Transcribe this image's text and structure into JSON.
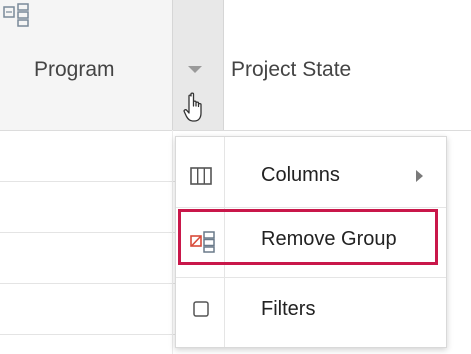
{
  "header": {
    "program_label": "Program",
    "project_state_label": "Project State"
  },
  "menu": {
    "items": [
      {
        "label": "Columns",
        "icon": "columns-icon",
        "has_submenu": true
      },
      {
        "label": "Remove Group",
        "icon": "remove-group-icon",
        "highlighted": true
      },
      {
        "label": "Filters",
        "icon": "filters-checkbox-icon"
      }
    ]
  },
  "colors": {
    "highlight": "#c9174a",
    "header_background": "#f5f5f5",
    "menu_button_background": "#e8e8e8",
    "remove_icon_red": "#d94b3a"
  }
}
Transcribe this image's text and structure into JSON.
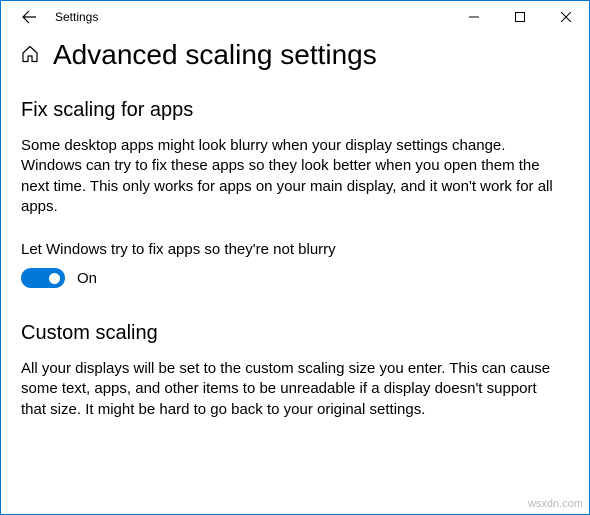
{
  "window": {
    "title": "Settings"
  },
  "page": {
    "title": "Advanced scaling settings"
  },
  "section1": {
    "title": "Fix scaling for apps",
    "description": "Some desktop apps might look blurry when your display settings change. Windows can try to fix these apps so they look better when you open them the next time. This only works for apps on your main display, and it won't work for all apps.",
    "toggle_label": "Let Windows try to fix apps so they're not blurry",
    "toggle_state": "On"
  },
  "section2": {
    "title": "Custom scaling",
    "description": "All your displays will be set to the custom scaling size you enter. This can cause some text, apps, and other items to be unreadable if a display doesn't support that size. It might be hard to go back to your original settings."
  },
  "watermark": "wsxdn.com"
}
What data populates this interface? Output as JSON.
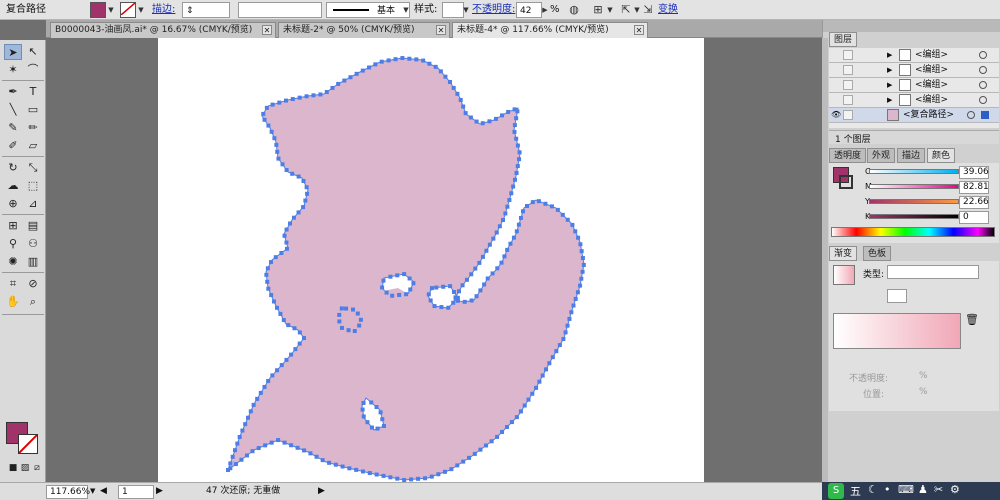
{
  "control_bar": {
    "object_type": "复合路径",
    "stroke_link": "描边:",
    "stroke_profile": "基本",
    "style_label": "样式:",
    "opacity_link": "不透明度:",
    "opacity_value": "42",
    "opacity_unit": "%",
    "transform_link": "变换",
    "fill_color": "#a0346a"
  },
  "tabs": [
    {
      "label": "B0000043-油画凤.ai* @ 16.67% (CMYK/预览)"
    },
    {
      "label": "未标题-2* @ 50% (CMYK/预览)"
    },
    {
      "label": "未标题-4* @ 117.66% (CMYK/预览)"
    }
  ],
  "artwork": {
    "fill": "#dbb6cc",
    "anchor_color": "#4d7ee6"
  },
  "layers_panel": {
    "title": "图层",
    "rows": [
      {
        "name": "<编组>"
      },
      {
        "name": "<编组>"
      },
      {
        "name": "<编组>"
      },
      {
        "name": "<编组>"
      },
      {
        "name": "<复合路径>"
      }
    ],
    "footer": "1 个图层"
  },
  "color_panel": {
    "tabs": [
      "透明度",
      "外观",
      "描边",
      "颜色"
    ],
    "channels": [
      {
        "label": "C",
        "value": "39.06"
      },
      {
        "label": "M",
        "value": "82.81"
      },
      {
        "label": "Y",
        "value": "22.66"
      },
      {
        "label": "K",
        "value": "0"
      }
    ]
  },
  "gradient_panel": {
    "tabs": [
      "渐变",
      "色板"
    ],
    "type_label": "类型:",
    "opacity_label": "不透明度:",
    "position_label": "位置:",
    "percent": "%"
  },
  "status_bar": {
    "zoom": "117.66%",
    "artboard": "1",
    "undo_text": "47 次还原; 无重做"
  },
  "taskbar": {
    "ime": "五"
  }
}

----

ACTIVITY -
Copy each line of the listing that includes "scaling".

SOLUTION FOR THIS TASK -
    "title": "Advanced scaling settings"
    "title": "Fix scaling for apps",
    "title": "Custom scaling",
    "description": "All your displays will be set to the custom scaling size you enter. This can cause some text, apps, and other items to be unreadable if a display doesn't support that size. It might be hard to go back to your original settings."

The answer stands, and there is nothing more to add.